Digital microfluidics (DMF) is a promising technique for carrying out miniaturized, automated biochemical assays in which discrete droplets of reagents are actuated on the surface of an array of electrodes. A limitation for DMF is nonspecific protein adsorption to device surfaces, which interferes with assay fidelity and can cause droplets to become unmovable. Here, we report the results of a quantitative analysis of protein adsorption on DMF devices by means of confocal microscopy and secondary ion mass spectrometry. This study led us to a simple and effective method for limiting the extent of protein adsorption: the use of low concentrations of Pluronic F127 as a solution additive. This strategy has a transformative effect on digital microfluidics, facilitating the actuation of droplets containing greater than 1000-fold higher protein concentrations than is possible without the additive.

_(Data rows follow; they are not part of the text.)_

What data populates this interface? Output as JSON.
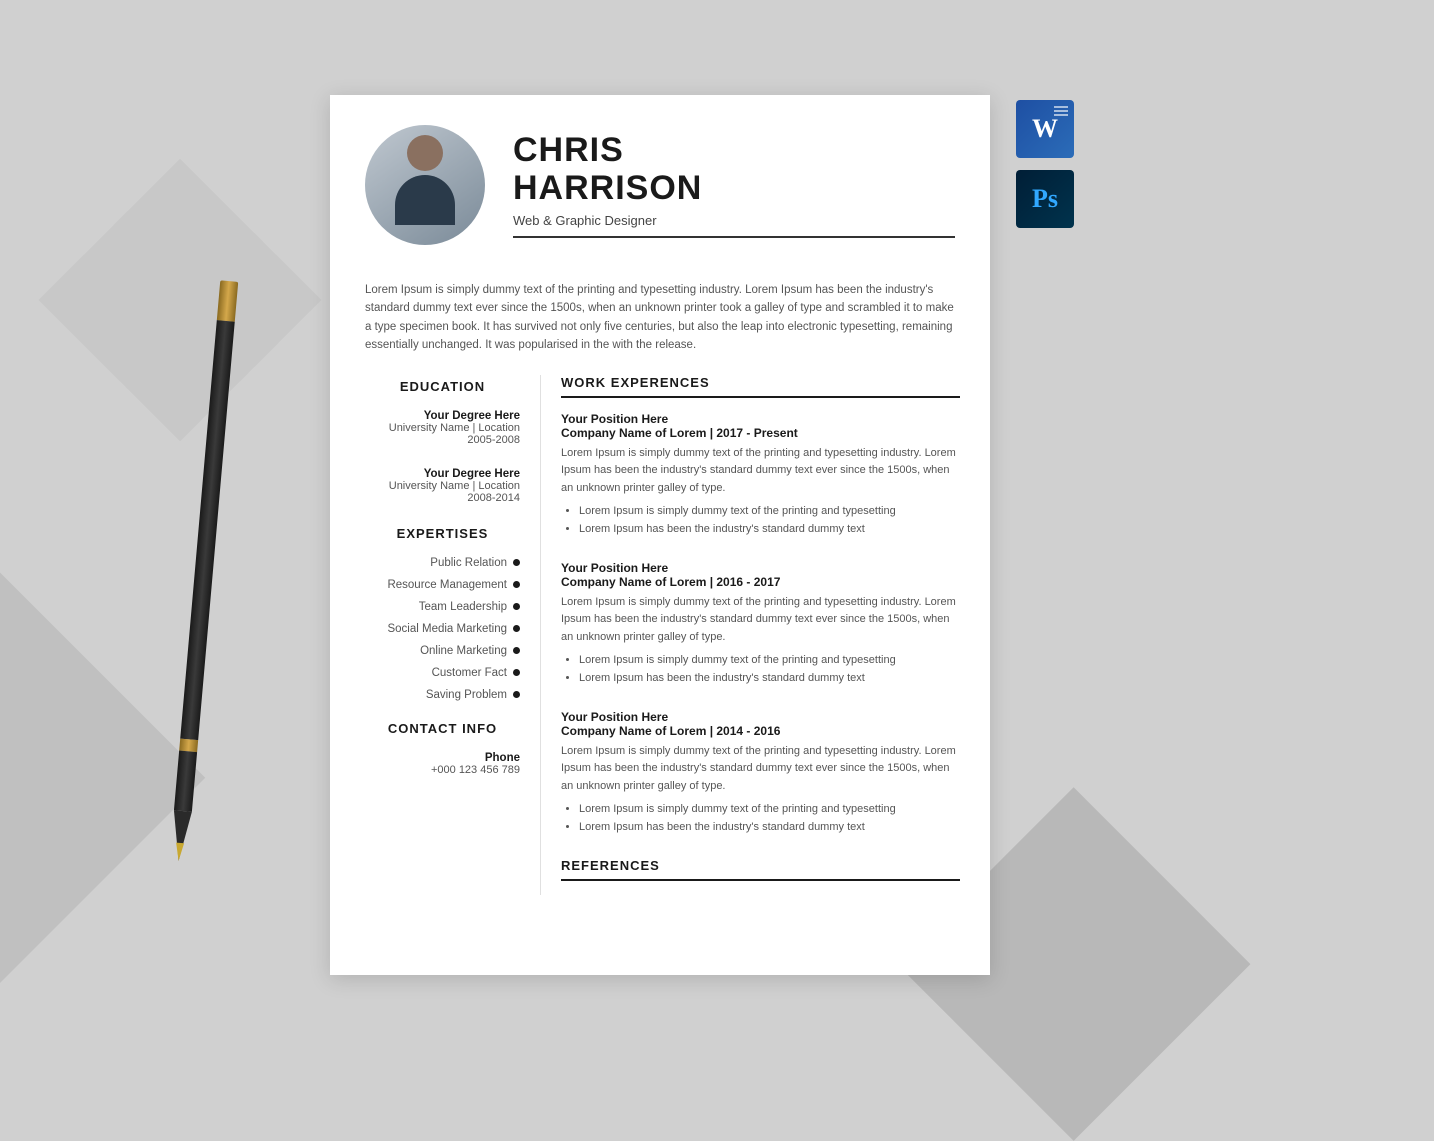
{
  "page": {
    "background_color": "#d0d0d0"
  },
  "app_icons": {
    "word": {
      "label": "W",
      "subtitle": "doc lines"
    },
    "photoshop": {
      "label": "Ps"
    }
  },
  "resume": {
    "name_first": "CHRIS",
    "name_last": "HARRISON",
    "job_title": "Web & Graphic Designer",
    "summary": "Lorem Ipsum is simply dummy text of the printing and typesetting industry. Lorem Ipsum has been the industry's standard dummy text ever since the 1500s, when an unknown printer took a galley of type and scrambled it to make a type specimen book. It has survived not only five centuries, but also the leap into electronic typesetting, remaining essentially unchanged. It was popularised in the with the release.",
    "education": {
      "section_title": "EDUCATION",
      "entries": [
        {
          "degree": "Your Degree Here",
          "school": "University Name | Location",
          "years": "2005-2008"
        },
        {
          "degree": "Your Degree Here",
          "school": "University Name | Location",
          "years": "2008-2014"
        }
      ]
    },
    "expertises": {
      "section_title": "EXPERTISES",
      "items": [
        "Public Relation",
        "Resource Management",
        "Team Leadership",
        "Social Media Marketing",
        "Online Marketing",
        "Customer Fact",
        "Saving Problem"
      ]
    },
    "contact": {
      "section_title": "CONTACT INFO",
      "phone_label": "Phone",
      "phone_value": "+000 123 456 789"
    },
    "work": {
      "section_title": "WORK EXPERENCES",
      "dummy_desc": "Lorem Ipsum is simply dummy text of the printing and typesetting industry. Lorem Ipsum has been the industry's standard dummy text ever since the 1500s, when an unknown printer galley of type.",
      "bullet1": "Lorem Ipsum is simply dummy text of the printing and typesetting",
      "bullet2": "Lorem Ipsum has been the industry's standard dummy text",
      "entries": [
        {
          "position": "Your Position Here",
          "company": "Company Name of Lorem | 2017 - Present"
        },
        {
          "position": "Your Position Here",
          "company": "Company Name of Lorem | 2016 - 2017"
        },
        {
          "position": "Your Position Here",
          "company": "Company Name of Lorem | 2014 - 2016"
        }
      ]
    },
    "references": {
      "section_title": "REFERENCES"
    }
  }
}
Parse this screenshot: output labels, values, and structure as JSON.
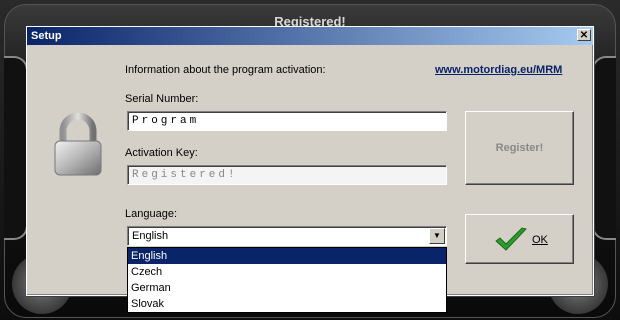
{
  "background": {
    "title": "Registered!"
  },
  "dialog": {
    "title": "Setup",
    "close_glyph": "✕",
    "info_text": "Information about the program activation:",
    "website_link": "www.motordiag.eu/MRM",
    "lock_icon": "padlock-icon",
    "serial": {
      "label": "Serial Number:",
      "value": "Program"
    },
    "activation": {
      "label": "Activation Key:",
      "value": "Registered!"
    },
    "register_button": "Register!",
    "language": {
      "label": "Language:",
      "selected": "English",
      "options": [
        "English",
        "Czech",
        "German",
        "Slovak"
      ]
    },
    "ok_button": "OK",
    "ok_icon": "checkmark-icon"
  },
  "colors": {
    "titlebar_start": "#0a246a",
    "titlebar_end": "#a6caf0",
    "dialog_bg": "#d4d0c8",
    "selection": "#0a246a",
    "check_green": "#2e9a2e"
  }
}
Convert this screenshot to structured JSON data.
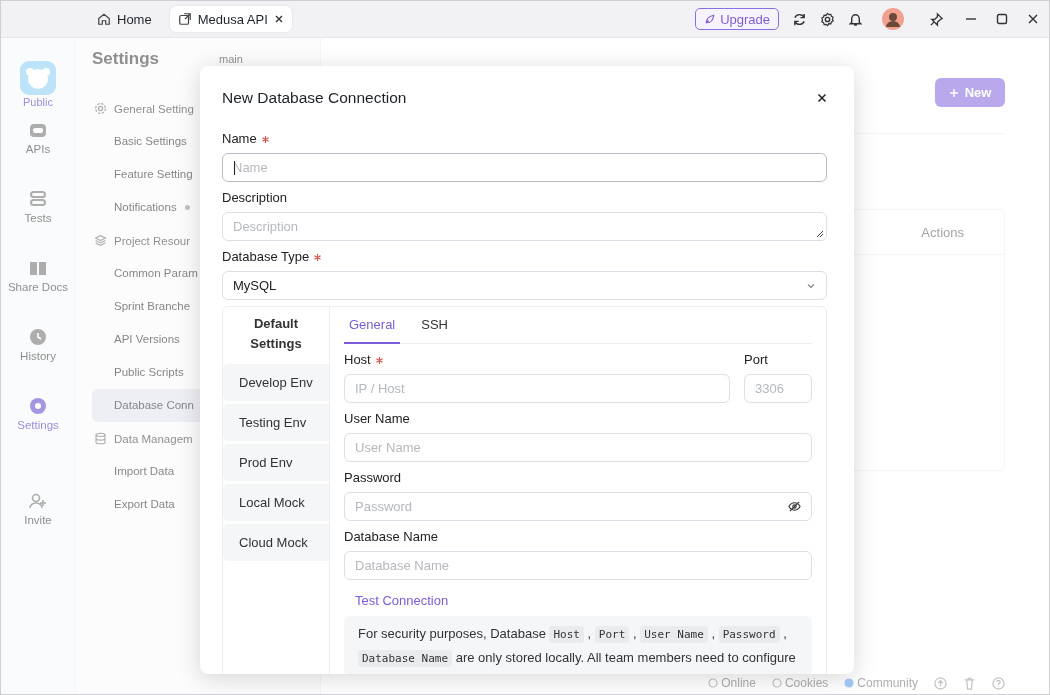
{
  "title_bar": {
    "tabs": [
      {
        "label": "Home",
        "selected": false,
        "closable": false
      },
      {
        "label": "Medusa API",
        "selected": true,
        "closable": true
      }
    ],
    "upgrade": "Upgrade"
  },
  "rail": {
    "workspace": "Public",
    "items": [
      {
        "label": "APIs",
        "selected": false
      },
      {
        "label": "Tests",
        "selected": false
      },
      {
        "label": "Share Docs",
        "selected": false
      },
      {
        "label": "History",
        "selected": false
      },
      {
        "label": "Settings",
        "selected": true
      },
      {
        "label": "Invite",
        "selected": false
      }
    ]
  },
  "settings_nav": {
    "title": "Settings",
    "branch": "main",
    "groups": [
      {
        "label": "General Setting",
        "items": [
          {
            "label": "Basic Settings",
            "selected": false,
            "dot": false
          },
          {
            "label": "Feature Setting",
            "selected": false,
            "dot": false
          },
          {
            "label": "Notifications",
            "selected": false,
            "dot": true
          }
        ]
      },
      {
        "label": "Project Resour",
        "items": [
          {
            "label": "Common Param",
            "selected": false,
            "dot": false
          },
          {
            "label": "Sprint Branche",
            "selected": false,
            "dot": false
          },
          {
            "label": "API Versions",
            "selected": false,
            "dot": false
          },
          {
            "label": "Public Scripts",
            "selected": false,
            "dot": false
          },
          {
            "label": "Database Conn",
            "selected": true,
            "dot": false
          }
        ]
      },
      {
        "label": "Data Managem",
        "items": [
          {
            "label": "Import Data",
            "selected": false,
            "dot": false
          },
          {
            "label": "Export Data",
            "selected": false,
            "dot": false
          }
        ]
      }
    ]
  },
  "main": {
    "new_button": "New",
    "table": {
      "columns": [
        "Actions"
      ]
    }
  },
  "status_bar": {
    "items": [
      "Online",
      "Cookies",
      "Community"
    ]
  },
  "dialog": {
    "title": "New Database Connection",
    "fields": [
      {
        "kind": "input",
        "label": "Name",
        "required": true,
        "placeholder": "Name",
        "focused": true
      },
      {
        "kind": "textarea",
        "label": "Description",
        "required": false,
        "placeholder": "Description",
        "focused": false
      },
      {
        "kind": "select",
        "label": "Database Type",
        "required": true,
        "value": "MySQL",
        "focused": false
      }
    ],
    "environments": [
      {
        "label": "Default Settings",
        "selected": true
      },
      {
        "label": "Develop Env",
        "selected": false
      },
      {
        "label": "Testing Env",
        "selected": false
      },
      {
        "label": "Prod Env",
        "selected": false
      },
      {
        "label": "Local Mock",
        "selected": false
      },
      {
        "label": "Cloud Mock",
        "selected": false
      }
    ],
    "tabs": [
      {
        "label": "General",
        "selected": true
      },
      {
        "label": "SSH",
        "selected": false
      }
    ],
    "host": {
      "label": "Host",
      "required": true,
      "placeholder": "IP / Host"
    },
    "port": {
      "label": "Port",
      "required": false,
      "placeholder": "3306"
    },
    "connection_fields": [
      {
        "kind": "text",
        "label": "User Name",
        "required": false,
        "placeholder": "User Name"
      },
      {
        "kind": "password",
        "label": "Password",
        "required": false,
        "placeholder": "Password"
      },
      {
        "kind": "text",
        "label": "Database Name",
        "required": false,
        "placeholder": "Database Name"
      }
    ],
    "test_link": "Test Connection",
    "note": [
      {
        "kind": "text",
        "text": "For security purposes, Database "
      },
      {
        "kind": "code",
        "text": "Host"
      },
      {
        "kind": "text",
        "text": " , "
      },
      {
        "kind": "code",
        "text": "Port"
      },
      {
        "kind": "text",
        "text": " , "
      },
      {
        "kind": "code",
        "text": "User Name"
      },
      {
        "kind": "text",
        "text": " , "
      },
      {
        "kind": "code",
        "text": "Password"
      },
      {
        "kind": "text",
        "text": " , "
      },
      {
        "kind": "code",
        "text": "Database Name"
      },
      {
        "kind": "text",
        "text": " are only stored locally. All team members need to configure"
      }
    ]
  }
}
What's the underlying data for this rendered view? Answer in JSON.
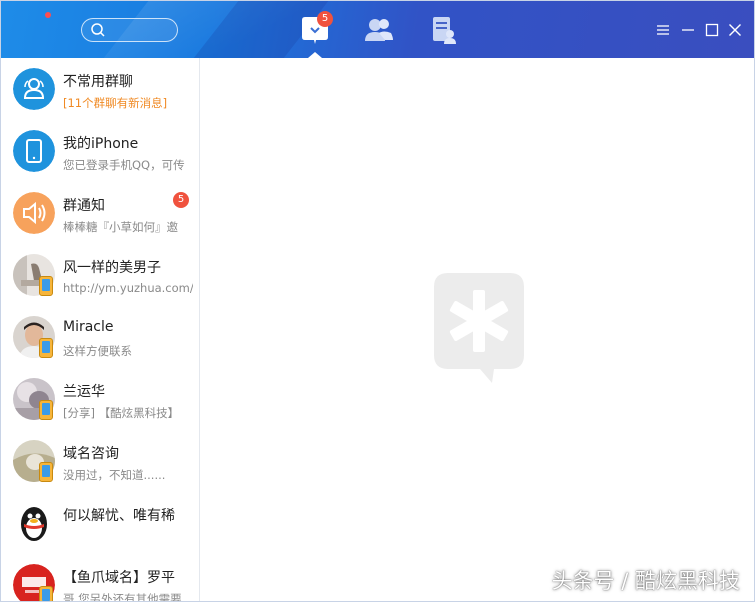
{
  "header": {
    "tabs": [
      {
        "name": "messages",
        "icon": "chat-bubble-icon",
        "badge": "5",
        "active": true
      },
      {
        "name": "contacts",
        "icon": "contacts-icon",
        "badge": ""
      },
      {
        "name": "space",
        "icon": "document-user-icon",
        "badge": ""
      }
    ],
    "colors": {
      "gradient_start": "#1e8ce8",
      "gradient_end": "#3a4ebf",
      "badge": "#f0523e"
    }
  },
  "conversations": [
    {
      "name": "不常用群聊",
      "preview": "[11个群聊有新消息]",
      "preview_style": "orange",
      "avatar": "group-folder-icon",
      "badge": ""
    },
    {
      "name": "我的iPhone",
      "preview": "您已登录手机QQ，可传",
      "avatar": "phone-icon",
      "badge": ""
    },
    {
      "name": "群通知",
      "preview": "棒棒糖『小草如何』邀",
      "avatar": "speaker-icon",
      "badge": "5"
    },
    {
      "name": "风一样的美男子",
      "preview": "http://ym.yuzhua.com/go",
      "avatar": "user-photo",
      "badge": ""
    },
    {
      "name": "Miracle",
      "preview": "这样方便联系",
      "avatar": "user-photo",
      "badge": ""
    },
    {
      "name": "兰运华",
      "preview": "[分享] 【酷炫黑科技】",
      "avatar": "user-photo",
      "badge": ""
    },
    {
      "name": "域名咨询",
      "preview": "没用过，不知道......",
      "avatar": "user-photo",
      "badge": ""
    },
    {
      "name": "何以解忧、唯有稀",
      "preview": "",
      "avatar": "penguin-icon",
      "badge": ""
    },
    {
      "name": "【鱼爪域名】罗平",
      "preview": "哥 您另外还有其他需要",
      "avatar": "yuzhua-logo",
      "badge": ""
    }
  ],
  "watermark": "头条号 / 酷炫黑科技"
}
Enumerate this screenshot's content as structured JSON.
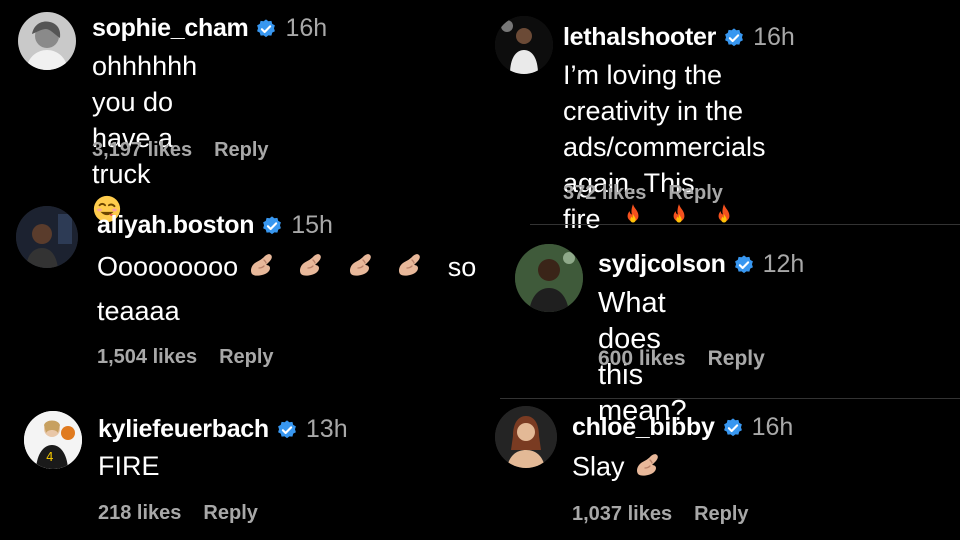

To illustrate the benefits of this new method, we implemented a DMF-driven protein digest assay using large concentrations (1 mg/mL) of protein-substrate. The use of Pluronic additives solves a sticky problem in DMF, which greatly expands the range of applications that are compatible with this promising technology.
Analytical Chemistry. Feb, 2009 | Pubmed ID: 19115860
Digital microfluidics (DMF) is a fluid handling technique that enables manipulation of discrete droplets on an array of electrodes. There is considerable enthusiasm for this method because of the potential for array-based screening applications. A limitation for DMF is nonspecific adsorption of reagents to device surfaces. If a given device is used to actuate multiple reagents, this phenomenon can cause undesirable cross-contamination. A second limitation for DMF (and all other microfluidic systems) is the "world-to-chip" interface; it is notoriously difficult to deliver reagents and samples to such systems without compromising the oft-hyped advantages of rapid analyses and reduced reagent consumption. We introduce a new strategy for digital microfluidics, in which a removable plastic "skin" is used to (a) eliminate cross-contamination and (b) bridge the world-to-chip interface. We demonstrated the utility of this format by implementing on-chip protein digestion on immobilized enzyme depots. This new method has the potential to transform DMF from being a curiosity for aficionados into a technology that is useful for biochemical applications at large.
Analytical Chemistry. Jun, 2009 | Pubmed ID: 19476392
A common characteristic for proteomic analyses is the need for extensive biochemical processing. Digital microfluidics (DMF), a technique characterized by the manipulation of discrete microdroplets (100 nL-10 microL) on an open array of electrodes, is a good match for carrying out rapid, automated solution-phase reactions. Here, we report a DMF-based method integrating several common processing steps in proteomics, including reduction, alkylation, and enzymatic digestion. Fluorogenic assays were used to quantitatively evaluate the kinetics and reproducibility of each reaction step, and MALDI-MS was used for qualitative confirmation. The method is fast, facile, and reproducible, and thus has the potential to be a useful new tool in proteomics.